To be honest, a lot of corneliani is a pass for because it won't sell well because it is dated. You can't just decide on label. Do you research, stop expecting us to do it for you
Edit: Also Wes and Spoo could buy anything and make a profit off of it because they are gods.
C'mon mang Coupla hard working capitalists doin our thang, thats all.
I don't usually pick up Tommy Hilfiger, but I do when I think I have a potential customer...
Warning: Spoiler! (Click to show)
Tommy never looked so good. (except for his Enzo)
Not thrifting in the traditional sense (Click to show)
The majority of the labor was me and my lady, the tools were mostly thrifted and the materials were haggled and bartered and donated by sponsors (the lady runs a blog).
Then it was torn down to the studs and joists and built back up from scratch.

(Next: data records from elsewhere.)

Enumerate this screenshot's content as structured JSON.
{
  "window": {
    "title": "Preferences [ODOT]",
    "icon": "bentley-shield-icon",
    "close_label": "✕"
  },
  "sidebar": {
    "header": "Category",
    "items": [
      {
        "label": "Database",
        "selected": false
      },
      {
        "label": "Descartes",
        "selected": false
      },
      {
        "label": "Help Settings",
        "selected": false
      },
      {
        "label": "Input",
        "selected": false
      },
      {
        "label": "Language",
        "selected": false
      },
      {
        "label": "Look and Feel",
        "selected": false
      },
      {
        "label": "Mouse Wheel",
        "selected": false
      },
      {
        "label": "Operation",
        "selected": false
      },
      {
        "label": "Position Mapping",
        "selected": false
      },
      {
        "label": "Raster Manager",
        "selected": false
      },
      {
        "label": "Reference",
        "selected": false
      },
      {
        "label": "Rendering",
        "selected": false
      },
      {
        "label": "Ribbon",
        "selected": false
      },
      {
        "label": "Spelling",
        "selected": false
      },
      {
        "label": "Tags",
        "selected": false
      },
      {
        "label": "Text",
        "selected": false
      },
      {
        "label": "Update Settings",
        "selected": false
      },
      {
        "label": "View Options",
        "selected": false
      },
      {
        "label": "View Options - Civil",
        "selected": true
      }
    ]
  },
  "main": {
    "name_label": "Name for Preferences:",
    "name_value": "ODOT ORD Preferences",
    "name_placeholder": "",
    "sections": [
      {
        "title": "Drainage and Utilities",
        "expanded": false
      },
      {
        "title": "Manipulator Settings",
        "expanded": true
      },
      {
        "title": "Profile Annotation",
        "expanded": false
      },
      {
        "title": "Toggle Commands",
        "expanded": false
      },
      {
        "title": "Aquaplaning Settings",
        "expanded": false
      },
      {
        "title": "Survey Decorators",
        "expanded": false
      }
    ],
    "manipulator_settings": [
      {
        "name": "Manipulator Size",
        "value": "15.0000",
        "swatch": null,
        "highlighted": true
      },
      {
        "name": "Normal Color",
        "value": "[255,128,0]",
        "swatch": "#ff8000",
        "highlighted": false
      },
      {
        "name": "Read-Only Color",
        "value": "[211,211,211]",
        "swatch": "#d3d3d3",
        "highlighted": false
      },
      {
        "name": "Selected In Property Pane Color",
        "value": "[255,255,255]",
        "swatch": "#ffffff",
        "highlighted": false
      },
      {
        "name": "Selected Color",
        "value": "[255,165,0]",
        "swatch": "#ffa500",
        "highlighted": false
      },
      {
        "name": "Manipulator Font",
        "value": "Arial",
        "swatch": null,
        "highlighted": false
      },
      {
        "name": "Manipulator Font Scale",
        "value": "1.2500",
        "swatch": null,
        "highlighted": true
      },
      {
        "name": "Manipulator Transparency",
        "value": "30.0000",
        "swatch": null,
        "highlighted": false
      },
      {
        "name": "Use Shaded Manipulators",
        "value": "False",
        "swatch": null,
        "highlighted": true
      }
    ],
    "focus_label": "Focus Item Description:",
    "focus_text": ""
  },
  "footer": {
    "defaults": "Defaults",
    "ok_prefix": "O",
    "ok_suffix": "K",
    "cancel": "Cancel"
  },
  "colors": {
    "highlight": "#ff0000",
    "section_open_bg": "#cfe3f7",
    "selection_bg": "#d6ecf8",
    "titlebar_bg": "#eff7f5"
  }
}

Bonus workwear fit pic, feel free to post feedback.
A well deserved (i feel) double beaver
Still a few minor things to do, but they are mostly cosmetic and I don't really get as involved in that side of things.
DUDE! That is awesome and love that tub. You are also jacked btw, didn't see that one coming.
I can't speak for Wes, but for this sense, Im going to substitute "consign" with "thrift" for my answer. Its pretty much interchangeable, in most cases, for me.
Labels, as Ive said many times, are not the only thing to look for. Would I pass a dated, triple pleated, unvented Kiton with moth damage? Fuck no. Never. Do I leave Hickey Freeman on the racks? Most every visit. But what you as a populous should be taking from this thread, and from those of us who sell thrifted pieces is how selective you should be about what you pick. Timelines of labels, identifying the hand of a fabric from one pass on the rack, cuts, current fashion trends, market demand, etc. This will help you better your picks and better your (or your consignors ) sales and everyone wins. Get out into "real" B&M stores and see whats going on now. See what full price retailing looks like. (Thrift stores are microcosms of an economy, you may as well have your own currency in there. It throws your perception of the dollar value way off if you don't get out of them often).
Anyway, TLDR, its a little luck, a little skill, but looking far and beyond whats written on a 1" x 3" piece of fabric sewn into a garment will open up doors that lead you to the path of profit in the long run.
(pours another glass)